____ Records supplied

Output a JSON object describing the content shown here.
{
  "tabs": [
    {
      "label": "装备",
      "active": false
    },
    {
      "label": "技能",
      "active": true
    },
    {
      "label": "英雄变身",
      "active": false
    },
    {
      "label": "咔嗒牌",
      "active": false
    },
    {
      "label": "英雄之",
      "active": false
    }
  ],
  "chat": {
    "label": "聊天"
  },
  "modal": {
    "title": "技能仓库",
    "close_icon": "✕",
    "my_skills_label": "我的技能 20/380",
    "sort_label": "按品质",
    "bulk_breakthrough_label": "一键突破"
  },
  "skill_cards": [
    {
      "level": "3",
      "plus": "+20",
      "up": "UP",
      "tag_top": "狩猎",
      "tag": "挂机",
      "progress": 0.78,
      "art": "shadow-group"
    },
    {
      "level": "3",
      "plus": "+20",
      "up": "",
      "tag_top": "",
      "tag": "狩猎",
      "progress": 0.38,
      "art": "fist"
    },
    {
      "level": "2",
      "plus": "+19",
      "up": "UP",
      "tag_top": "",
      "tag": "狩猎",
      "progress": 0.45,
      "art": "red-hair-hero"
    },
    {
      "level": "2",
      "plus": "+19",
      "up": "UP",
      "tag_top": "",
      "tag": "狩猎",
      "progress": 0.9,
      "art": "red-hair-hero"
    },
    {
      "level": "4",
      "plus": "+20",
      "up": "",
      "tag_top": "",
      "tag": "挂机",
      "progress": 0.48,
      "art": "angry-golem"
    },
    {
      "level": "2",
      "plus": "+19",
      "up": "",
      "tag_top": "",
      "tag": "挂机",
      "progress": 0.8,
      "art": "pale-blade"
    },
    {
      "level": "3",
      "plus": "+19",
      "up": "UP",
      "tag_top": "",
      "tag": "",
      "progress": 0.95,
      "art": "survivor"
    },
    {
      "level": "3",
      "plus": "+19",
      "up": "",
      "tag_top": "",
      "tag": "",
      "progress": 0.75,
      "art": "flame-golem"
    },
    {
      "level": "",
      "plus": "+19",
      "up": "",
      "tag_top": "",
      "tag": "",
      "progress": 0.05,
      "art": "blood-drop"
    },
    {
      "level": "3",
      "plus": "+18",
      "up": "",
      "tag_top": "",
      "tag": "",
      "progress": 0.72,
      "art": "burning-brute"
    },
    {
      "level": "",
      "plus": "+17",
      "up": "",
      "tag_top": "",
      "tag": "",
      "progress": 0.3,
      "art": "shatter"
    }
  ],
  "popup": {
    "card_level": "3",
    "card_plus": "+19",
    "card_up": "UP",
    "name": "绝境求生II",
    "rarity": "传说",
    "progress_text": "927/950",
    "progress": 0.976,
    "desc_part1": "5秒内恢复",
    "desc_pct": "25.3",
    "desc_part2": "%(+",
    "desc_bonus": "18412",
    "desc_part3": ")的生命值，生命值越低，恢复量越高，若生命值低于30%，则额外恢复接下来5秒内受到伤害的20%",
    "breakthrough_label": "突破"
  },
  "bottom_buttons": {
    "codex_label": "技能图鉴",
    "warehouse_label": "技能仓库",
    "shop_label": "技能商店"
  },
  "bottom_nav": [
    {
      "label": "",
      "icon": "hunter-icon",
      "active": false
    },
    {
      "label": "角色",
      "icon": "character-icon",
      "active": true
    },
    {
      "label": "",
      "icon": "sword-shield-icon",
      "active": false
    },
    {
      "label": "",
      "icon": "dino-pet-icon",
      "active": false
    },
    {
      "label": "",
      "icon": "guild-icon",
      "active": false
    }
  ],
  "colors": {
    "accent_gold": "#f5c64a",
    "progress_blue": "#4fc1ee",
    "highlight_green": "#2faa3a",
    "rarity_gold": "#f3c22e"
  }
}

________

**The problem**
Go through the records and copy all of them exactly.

**Task result**
Output a JSON object describing the content shown here.
{
  "tabs": [
    {
      "label": "装备",
      "active": false
    },
    {
      "label": "技能",
      "active": true
    },
    {
      "label": "英雄变身",
      "active": false
    },
    {
      "label": "咔嗒牌",
      "active": false
    },
    {
      "label": "英雄之",
      "active": false
    }
  ],
  "chat": {
    "label": "聊天"
  },
  "modal": {
    "title": "技能仓库",
    "close_icon": "✕",
    "my_skills_label": "我的技能 20/380",
    "sort_label": "按品质",
    "bulk_breakthrough_label": "一键突破"
  },
  "skill_cards": [
    {
      "level": "3",
      "plus": "+20",
      "up": "UP",
      "tag_top": "狩猎",
      "tag": "挂机",
      "progress": 0.78,
      "art": "shadow-group"
    },
    {
      "level": "3",
      "plus": "+20",
      "up": "",
      "tag_top": "",
      "tag": "狩猎",
      "progress": 0.38,
      "art": "fist"
    },
    {
      "level": "2",
      "plus": "+19",
      "up": "UP",
      "tag_top": "",
      "tag": "狩猎",
      "progress": 0.45,
      "art": "red-hair-hero"
    },
    {
      "level": "2",
      "plus": "+19",
      "up": "UP",
      "tag_top": "",
      "tag": "狩猎",
      "progress": 0.9,
      "art": "red-hair-hero"
    },
    {
      "level": "4",
      "plus": "+20",
      "up": "",
      "tag_top": "",
      "tag": "挂机",
      "progress": 0.48,
      "art": "angry-golem"
    },
    {
      "level": "2",
      "plus": "+19",
      "up": "",
      "tag_top": "",
      "tag": "挂机",
      "progress": 0.8,
      "art": "pale-blade"
    },
    {
      "level": "3",
      "plus": "+19",
      "up": "UP",
      "tag_top": "",
      "tag": "",
      "progress": 0.95,
      "art": "survivor"
    },
    {
      "level": "3",
      "plus": "+19",
      "up": "",
      "tag_top": "",
      "tag": "",
      "progress": 0.75,
      "art": "flame-golem"
    },
    {
      "level": "",
      "plus": "+19",
      "up": "",
      "tag_top": "",
      "tag": "",
      "progress": 0.05,
      "art": "blood-drop"
    },
    {
      "level": "3",
      "plus": "+18",
      "up": "",
      "tag_top": "",
      "tag": "",
      "progress": 0.72,
      "art": "burning-brute"
    },
    {
      "level": "",
      "plus": "+17",
      "up": "",
      "tag_top": "",
      "tag": "",
      "progress": 0.3,
      "art": "shatter"
    }
  ],
  "popup": {
    "card_level": "3",
    "card_plus": "+19",
    "card_up": "UP",
    "name": "绝境求生II",
    "rarity": "传说",
    "progress_text": "927/950",
    "progress": 0.976,
    "desc_part1": "5秒内恢复",
    "desc_pct": "25.3",
    "desc_part2": "%(+",
    "desc_bonus": "18412",
    "desc_part3": ")的生命值，生命值越低，恢复量越高，若生命值低于30%，则额外恢复接下来5秒内受到伤害的20%",
    "breakthrough_label": "突破"
  },
  "bottom_buttons": {
    "codex_label": "技能图鉴",
    "warehouse_label": "技能仓库",
    "shop_label": "技能商店"
  },
  "bottom_nav": [
    {
      "label": "",
      "icon": "hunter-icon",
      "active": false
    },
    {
      "label": "角色",
      "icon": "character-icon",
      "active": true
    },
    {
      "label": "",
      "icon": "sword-shield-icon",
      "active": false
    },
    {
      "label": "",
      "icon": "dino-pet-icon",
      "active": false
    },
    {
      "label": "",
      "icon": "guild-icon",
      "active": false
    }
  ],
  "colors": {
    "accent_gold": "#f5c64a",
    "progress_blue": "#4fc1ee",
    "highlight_green": "#2faa3a",
    "rarity_gold": "#f3c22e"
  }
}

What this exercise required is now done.